Start of Source data
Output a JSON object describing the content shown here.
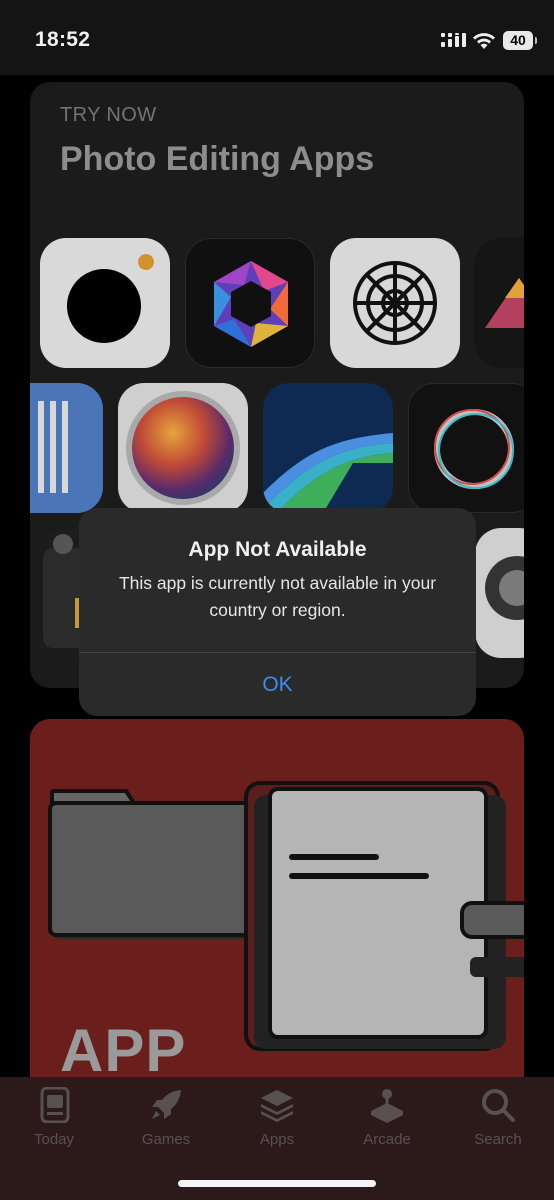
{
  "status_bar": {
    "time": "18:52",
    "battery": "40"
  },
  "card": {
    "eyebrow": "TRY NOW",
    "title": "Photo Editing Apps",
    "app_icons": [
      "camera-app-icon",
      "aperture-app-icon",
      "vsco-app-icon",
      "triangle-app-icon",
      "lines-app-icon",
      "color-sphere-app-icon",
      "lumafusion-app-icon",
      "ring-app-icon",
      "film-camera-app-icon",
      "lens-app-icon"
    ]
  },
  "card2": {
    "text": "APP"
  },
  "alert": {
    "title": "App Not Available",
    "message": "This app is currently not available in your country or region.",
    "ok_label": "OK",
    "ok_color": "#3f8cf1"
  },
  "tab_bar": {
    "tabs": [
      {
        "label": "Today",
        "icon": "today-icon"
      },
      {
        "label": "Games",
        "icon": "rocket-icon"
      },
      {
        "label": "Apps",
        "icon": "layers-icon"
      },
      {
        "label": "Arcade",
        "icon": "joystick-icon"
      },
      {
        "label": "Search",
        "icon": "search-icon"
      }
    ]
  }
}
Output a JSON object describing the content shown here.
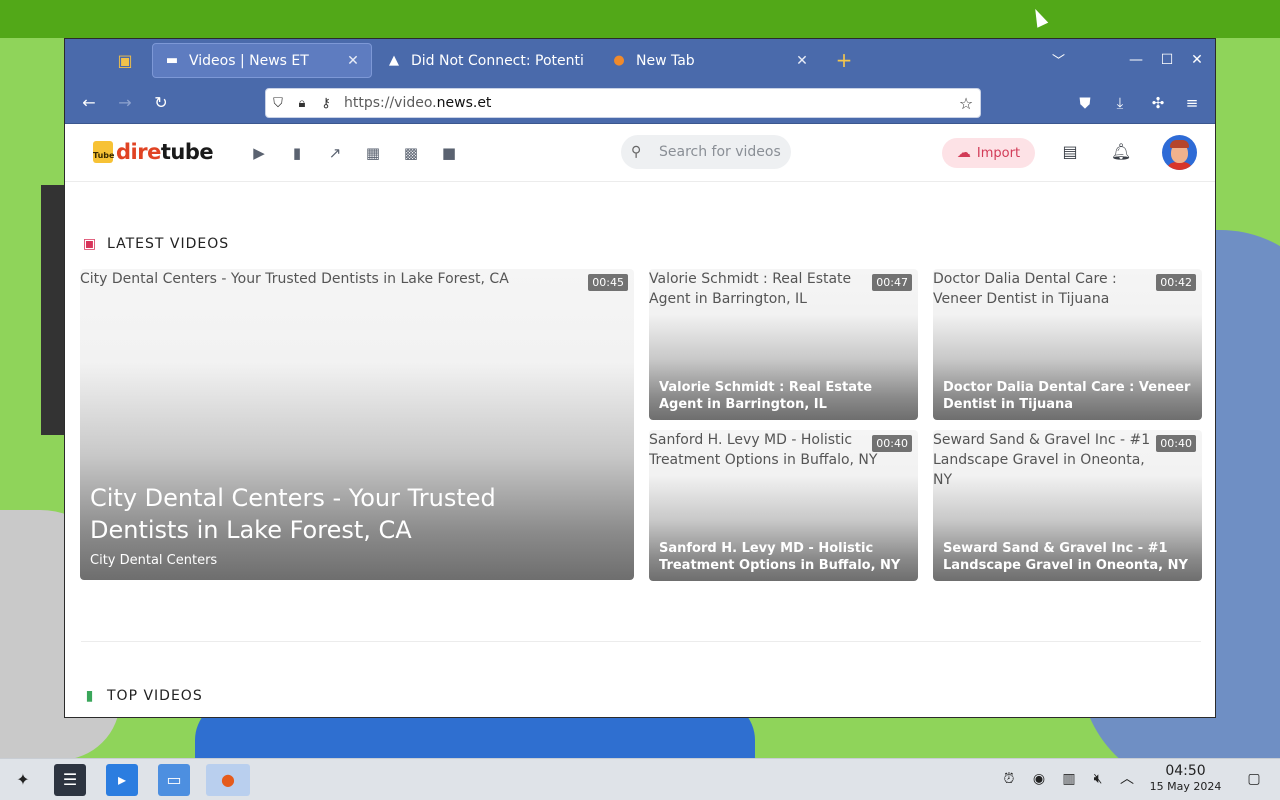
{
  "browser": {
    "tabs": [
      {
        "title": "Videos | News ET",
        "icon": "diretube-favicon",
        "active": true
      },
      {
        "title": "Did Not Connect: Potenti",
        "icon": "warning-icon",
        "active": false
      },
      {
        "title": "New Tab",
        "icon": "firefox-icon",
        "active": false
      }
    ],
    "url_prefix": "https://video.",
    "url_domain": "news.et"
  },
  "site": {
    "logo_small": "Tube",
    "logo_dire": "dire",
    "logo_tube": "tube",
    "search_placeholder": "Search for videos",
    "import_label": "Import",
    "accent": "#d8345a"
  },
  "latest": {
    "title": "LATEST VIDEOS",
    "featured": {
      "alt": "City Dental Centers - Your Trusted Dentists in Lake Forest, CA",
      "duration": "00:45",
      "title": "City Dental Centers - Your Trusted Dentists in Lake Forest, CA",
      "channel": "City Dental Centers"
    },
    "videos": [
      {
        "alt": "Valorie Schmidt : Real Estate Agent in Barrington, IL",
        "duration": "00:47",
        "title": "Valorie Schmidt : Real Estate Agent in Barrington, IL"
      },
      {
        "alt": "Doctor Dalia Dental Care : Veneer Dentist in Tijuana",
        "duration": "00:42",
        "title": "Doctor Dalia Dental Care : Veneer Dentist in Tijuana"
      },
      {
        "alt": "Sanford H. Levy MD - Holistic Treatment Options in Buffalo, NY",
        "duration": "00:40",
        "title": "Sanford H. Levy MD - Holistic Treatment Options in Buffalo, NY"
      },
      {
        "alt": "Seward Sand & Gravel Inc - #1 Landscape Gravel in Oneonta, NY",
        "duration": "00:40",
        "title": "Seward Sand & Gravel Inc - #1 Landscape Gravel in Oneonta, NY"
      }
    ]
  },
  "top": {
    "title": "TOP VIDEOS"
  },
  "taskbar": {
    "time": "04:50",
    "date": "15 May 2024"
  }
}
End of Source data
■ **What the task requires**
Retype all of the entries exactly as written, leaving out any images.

■ **Task solution**
Output a JSON object describing the content shown here.
{
  "status_bar": {
    "time": "18:52",
    "battery": "40"
  },
  "card": {
    "eyebrow": "TRY NOW",
    "title": "Photo Editing Apps",
    "app_icons": [
      "camera-app-icon",
      "aperture-app-icon",
      "vsco-app-icon",
      "triangle-app-icon",
      "lines-app-icon",
      "color-sphere-app-icon",
      "lumafusion-app-icon",
      "ring-app-icon",
      "film-camera-app-icon",
      "lens-app-icon"
    ]
  },
  "card2": {
    "text": "APP"
  },
  "alert": {
    "title": "App Not Available",
    "message": "This app is currently not available in your country or region.",
    "ok_label": "OK",
    "ok_color": "#3f8cf1"
  },
  "tab_bar": {
    "tabs": [
      {
        "label": "Today",
        "icon": "today-icon"
      },
      {
        "label": "Games",
        "icon": "rocket-icon"
      },
      {
        "label": "Apps",
        "icon": "layers-icon"
      },
      {
        "label": "Arcade",
        "icon": "joystick-icon"
      },
      {
        "label": "Search",
        "icon": "search-icon"
      }
    ]
  }
}
Output a JSON object describing the content shown here.
{
  "browser": {
    "tabs": [
      {
        "title": "Videos | News ET",
        "icon": "diretube-favicon",
        "active": true
      },
      {
        "title": "Did Not Connect: Potenti",
        "icon": "warning-icon",
        "active": false
      },
      {
        "title": "New Tab",
        "icon": "firefox-icon",
        "active": false
      }
    ],
    "url_prefix": "https://video.",
    "url_domain": "news.et"
  },
  "site": {
    "logo_small": "Tube",
    "logo_dire": "dire",
    "logo_tube": "tube",
    "search_placeholder": "Search for videos",
    "import_label": "Import",
    "accent": "#d8345a"
  },
  "latest": {
    "title": "LATEST VIDEOS",
    "featured": {
      "alt": "City Dental Centers - Your Trusted Dentists in Lake Forest, CA",
      "duration": "00:45",
      "title": "City Dental Centers - Your Trusted Dentists in Lake Forest, CA",
      "channel": "City Dental Centers"
    },
    "videos": [
      {
        "alt": "Valorie Schmidt : Real Estate Agent in Barrington, IL",
        "duration": "00:47",
        "title": "Valorie Schmidt : Real Estate Agent in Barrington, IL"
      },
      {
        "alt": "Doctor Dalia Dental Care : Veneer Dentist in Tijuana",
        "duration": "00:42",
        "title": "Doctor Dalia Dental Care : Veneer Dentist in Tijuana"
      },
      {
        "alt": "Sanford H. Levy MD - Holistic Treatment Options in Buffalo, NY",
        "duration": "00:40",
        "title": "Sanford H. Levy MD - Holistic Treatment Options in Buffalo, NY"
      },
      {
        "alt": "Seward Sand & Gravel Inc - #1 Landscape Gravel in Oneonta, NY",
        "duration": "00:40",
        "title": "Seward Sand & Gravel Inc - #1 Landscape Gravel in Oneonta, NY"
      }
    ]
  },
  "top": {
    "title": "TOP VIDEOS"
  },
  "taskbar": {
    "time": "04:50",
    "date": "15 May 2024"
  }
}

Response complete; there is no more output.